The shared walls with other neighbors provide advantages and disadvantages. People who live in a townhouse flanked on either side with other homes generally have slightly lower heating bills because only two sides of the home have direct outdoor exposure. Further, a townhouse in an HOA means the owner or renter has little responsibility toward maintaining the outside of the property. Roofing, painting and gardening may all be part of the HOA’s job, which can mean less maintenance costs for the townhouse resident, though the townhouse resident may have to pay higher HOA fees.

The townhouse is usually less expensive, either to rent or buy than is a freestanding home. This can be advantageous when money is tight, but both condos and townhouses notoriously remain lower in value, and prices seem most affected by declines in the housing market. This can mean there is less profit to be made when you sell a townhouse, and in a depressed housing market, owners may lose money. Upkeep of the surrounding property and common areas of a townhouse complex are very important or the townhouse tends to depreciate in value.

    Disadvantages to townhouse living can include the following:
  • You are more likely to be disturbed by neighbor noise.
  • You generally have a very small backyard and little space to garden.
  • You may have less say about the exterior appearance of your home.
  • You have less light in the home because only two sides, or at most three if you live at the end of a row can feature windows.
  • Purchasing a townhouse can be financially risky in certain real estate markets.
  • You may need to pay HOA fees.

Despite these disadvantages, many people enjoy townhouse living and like the close proximity of neighbors. They also may be pleased they’re not responsible for property upkeep and find this well worth paying HOA fees. Townhouses generally have the look and feel of a “house” where apartments are less “homey” feeling. They’re an economical use of space that provides good to great quality of living for both owners and renters.

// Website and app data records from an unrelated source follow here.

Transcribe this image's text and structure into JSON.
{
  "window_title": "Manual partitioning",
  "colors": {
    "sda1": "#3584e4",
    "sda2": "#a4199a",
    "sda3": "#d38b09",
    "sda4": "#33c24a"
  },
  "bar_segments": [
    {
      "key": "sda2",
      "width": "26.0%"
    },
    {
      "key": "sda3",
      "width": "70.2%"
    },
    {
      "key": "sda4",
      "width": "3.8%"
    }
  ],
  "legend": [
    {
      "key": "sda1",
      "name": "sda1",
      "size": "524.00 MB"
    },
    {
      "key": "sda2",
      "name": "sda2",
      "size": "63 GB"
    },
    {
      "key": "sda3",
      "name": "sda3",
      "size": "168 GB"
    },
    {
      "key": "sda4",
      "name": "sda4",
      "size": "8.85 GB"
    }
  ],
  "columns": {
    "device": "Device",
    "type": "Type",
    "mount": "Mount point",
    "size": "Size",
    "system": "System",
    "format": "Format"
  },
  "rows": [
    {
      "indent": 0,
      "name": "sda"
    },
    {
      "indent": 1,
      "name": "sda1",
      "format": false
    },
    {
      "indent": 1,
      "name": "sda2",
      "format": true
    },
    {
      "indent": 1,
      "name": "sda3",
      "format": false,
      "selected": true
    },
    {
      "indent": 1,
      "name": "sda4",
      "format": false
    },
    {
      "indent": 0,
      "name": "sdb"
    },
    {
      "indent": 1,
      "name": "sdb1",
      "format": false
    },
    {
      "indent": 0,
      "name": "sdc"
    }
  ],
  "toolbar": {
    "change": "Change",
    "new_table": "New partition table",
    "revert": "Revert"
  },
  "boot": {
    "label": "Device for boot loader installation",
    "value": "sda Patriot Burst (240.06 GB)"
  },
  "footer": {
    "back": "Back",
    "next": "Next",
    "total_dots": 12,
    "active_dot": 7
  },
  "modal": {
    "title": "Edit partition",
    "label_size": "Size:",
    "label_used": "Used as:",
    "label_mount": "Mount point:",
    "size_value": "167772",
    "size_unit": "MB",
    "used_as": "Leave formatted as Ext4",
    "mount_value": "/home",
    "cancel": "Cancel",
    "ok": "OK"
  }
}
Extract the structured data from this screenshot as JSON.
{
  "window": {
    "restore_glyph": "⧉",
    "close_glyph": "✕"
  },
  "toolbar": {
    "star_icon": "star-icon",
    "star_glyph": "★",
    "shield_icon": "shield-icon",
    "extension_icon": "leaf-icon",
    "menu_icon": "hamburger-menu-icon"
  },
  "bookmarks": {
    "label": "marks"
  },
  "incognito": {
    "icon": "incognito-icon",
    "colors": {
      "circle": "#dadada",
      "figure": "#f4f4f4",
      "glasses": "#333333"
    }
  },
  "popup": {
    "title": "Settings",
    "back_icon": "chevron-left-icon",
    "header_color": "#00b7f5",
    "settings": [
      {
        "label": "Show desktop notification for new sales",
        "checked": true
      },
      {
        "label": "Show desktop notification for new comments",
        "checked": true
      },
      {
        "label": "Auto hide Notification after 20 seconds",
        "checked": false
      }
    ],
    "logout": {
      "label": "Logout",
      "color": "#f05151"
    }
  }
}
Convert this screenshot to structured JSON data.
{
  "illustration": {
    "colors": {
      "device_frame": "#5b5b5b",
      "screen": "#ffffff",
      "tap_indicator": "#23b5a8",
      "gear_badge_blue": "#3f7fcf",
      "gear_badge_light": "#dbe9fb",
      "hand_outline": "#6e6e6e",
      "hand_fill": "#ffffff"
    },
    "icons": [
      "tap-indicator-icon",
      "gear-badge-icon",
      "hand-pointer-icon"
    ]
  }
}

HomeQuestionsAnswered is dedicated to providing accurate and trustworthy information. We carefully select reputable sources and employ a rigorous fact-checking process to maintain the highest standards. To learn more about our commitment to accuracy, read our editorial process.
Tricia Christensen
By Tricia Christensen
With a Literature degree from Sonoma State University and years of experience as a HomeQuestionsAnswered contributor, Tricia Christensen is based in Northern California and brings a wealth of knowledge and passion to her writing. Her wide-ranging interests include reading, writing, medicine, art, film, history, politics, ethics, and religion, all of which she incorporates into her informative articles. Tricia is currently working on her first novel.
Discussion Comments
By anon951713 — On May 17, 2014

@paco8490: I don't know about your situation. But where I live each townhouse has three spaces and two guest parking areas. Also where I live we only have carports and no garages.

@anon311561: Here in the United States, townhouses can be different. If you live in an older townhouse, the walls are poorly insulated. This leads to a lot of noise from your neighbors. Also the close proximity can cause other problems, such as parking and overall lack of respect for personal space.

By anon311561 — On Jan 02, 2013

@anon39467: Why avoid? There are really decent ones in Essex bordering London, and they're in immaculate condition. If they're not dated, then what is the problem? Location is surely the overriding factor.

By anon39467 — On Aug 02, 2009

simply avoid!

By paco8490 — On Aug 21, 2007

How about parking on a townhouses when a unit has more than one car and some units have garage and others not; what we can do the non-garage about parking.

Tricia Christensen
Tricia Christensen
With a Literature degree from Sonoma State University and years of experience as a HomeQuestionsAnswered contributor,...
Learn more
HomeQuestionsAnswered, in your inbox

Our latest articles, guides, and more, delivered daily.

HomeQuestionsAnswered, in your inbox

Our latest articles, guides, and more, delivered daily.